_TASK PROMPT:_ Go through the records and show each line where the word "package" occurs.

• • • •

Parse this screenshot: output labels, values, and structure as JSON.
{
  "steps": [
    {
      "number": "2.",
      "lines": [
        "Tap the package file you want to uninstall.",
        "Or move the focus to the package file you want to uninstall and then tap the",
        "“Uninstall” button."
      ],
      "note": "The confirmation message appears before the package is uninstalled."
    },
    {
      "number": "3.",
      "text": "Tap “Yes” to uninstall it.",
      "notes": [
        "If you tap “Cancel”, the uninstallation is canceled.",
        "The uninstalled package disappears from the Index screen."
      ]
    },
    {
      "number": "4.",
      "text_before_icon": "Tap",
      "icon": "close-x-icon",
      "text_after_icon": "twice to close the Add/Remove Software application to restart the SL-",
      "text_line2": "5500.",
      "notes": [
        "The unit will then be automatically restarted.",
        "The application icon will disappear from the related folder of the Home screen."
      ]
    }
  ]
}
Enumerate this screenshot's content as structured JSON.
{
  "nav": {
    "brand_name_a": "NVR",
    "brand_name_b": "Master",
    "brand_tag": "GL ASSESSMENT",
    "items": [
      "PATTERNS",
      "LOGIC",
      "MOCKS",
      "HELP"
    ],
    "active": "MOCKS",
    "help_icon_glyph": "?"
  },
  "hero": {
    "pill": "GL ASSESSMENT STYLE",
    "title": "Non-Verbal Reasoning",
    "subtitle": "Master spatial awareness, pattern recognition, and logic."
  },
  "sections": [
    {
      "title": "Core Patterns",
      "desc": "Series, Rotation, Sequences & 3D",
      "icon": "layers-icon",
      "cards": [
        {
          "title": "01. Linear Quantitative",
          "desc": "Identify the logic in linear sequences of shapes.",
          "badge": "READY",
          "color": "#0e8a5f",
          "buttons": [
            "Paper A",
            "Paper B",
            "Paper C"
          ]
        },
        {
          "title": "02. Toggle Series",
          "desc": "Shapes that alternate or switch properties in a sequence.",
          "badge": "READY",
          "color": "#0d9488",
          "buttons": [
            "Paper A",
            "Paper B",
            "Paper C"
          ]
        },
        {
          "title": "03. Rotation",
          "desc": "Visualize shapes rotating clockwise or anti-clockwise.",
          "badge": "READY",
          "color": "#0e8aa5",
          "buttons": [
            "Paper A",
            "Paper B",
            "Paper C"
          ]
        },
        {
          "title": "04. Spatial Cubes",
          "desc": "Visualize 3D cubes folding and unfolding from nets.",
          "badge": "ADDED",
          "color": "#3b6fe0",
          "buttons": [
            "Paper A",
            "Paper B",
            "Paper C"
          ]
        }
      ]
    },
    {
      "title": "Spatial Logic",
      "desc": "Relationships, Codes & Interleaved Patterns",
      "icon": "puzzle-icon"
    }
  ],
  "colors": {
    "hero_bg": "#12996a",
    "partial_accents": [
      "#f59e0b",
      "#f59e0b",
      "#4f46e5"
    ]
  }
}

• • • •

_SOLVED EXERCISE:_
        "Tap the package file you want to uninstall.",
        "Or move the focus to the package file you want to uninstall and then tap the",
      "note": "The confirmation message appears before the package is uninstalled."
        "The uninstalled package disappears from the Index screen."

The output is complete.